Reply with one number: the count of lines in the data that hold the string "exclamation".

*** Opening Given records ***

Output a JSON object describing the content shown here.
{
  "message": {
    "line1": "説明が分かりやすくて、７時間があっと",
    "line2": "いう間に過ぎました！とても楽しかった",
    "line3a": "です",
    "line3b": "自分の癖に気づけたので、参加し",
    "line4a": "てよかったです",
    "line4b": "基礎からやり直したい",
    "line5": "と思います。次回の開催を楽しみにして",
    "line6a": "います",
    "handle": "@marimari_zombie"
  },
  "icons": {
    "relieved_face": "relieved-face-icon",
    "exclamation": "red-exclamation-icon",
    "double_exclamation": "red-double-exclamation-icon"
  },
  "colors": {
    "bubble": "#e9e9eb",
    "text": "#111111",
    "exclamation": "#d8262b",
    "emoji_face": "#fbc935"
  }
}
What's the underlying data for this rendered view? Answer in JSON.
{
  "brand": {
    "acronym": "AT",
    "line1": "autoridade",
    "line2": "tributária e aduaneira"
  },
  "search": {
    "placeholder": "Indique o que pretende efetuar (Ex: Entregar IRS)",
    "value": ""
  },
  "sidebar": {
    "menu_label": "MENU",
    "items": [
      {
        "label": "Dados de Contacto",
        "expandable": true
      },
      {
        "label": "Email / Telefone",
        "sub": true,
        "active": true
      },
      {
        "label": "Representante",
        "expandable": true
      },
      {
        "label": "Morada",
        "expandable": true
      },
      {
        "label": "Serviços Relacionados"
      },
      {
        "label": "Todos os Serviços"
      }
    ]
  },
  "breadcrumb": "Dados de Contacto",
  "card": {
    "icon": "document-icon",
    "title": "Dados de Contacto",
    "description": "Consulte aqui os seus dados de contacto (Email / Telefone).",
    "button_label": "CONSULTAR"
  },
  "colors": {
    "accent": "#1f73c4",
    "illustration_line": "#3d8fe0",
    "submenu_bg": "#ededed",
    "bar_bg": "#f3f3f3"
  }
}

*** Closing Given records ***

* **Exercise answer**
3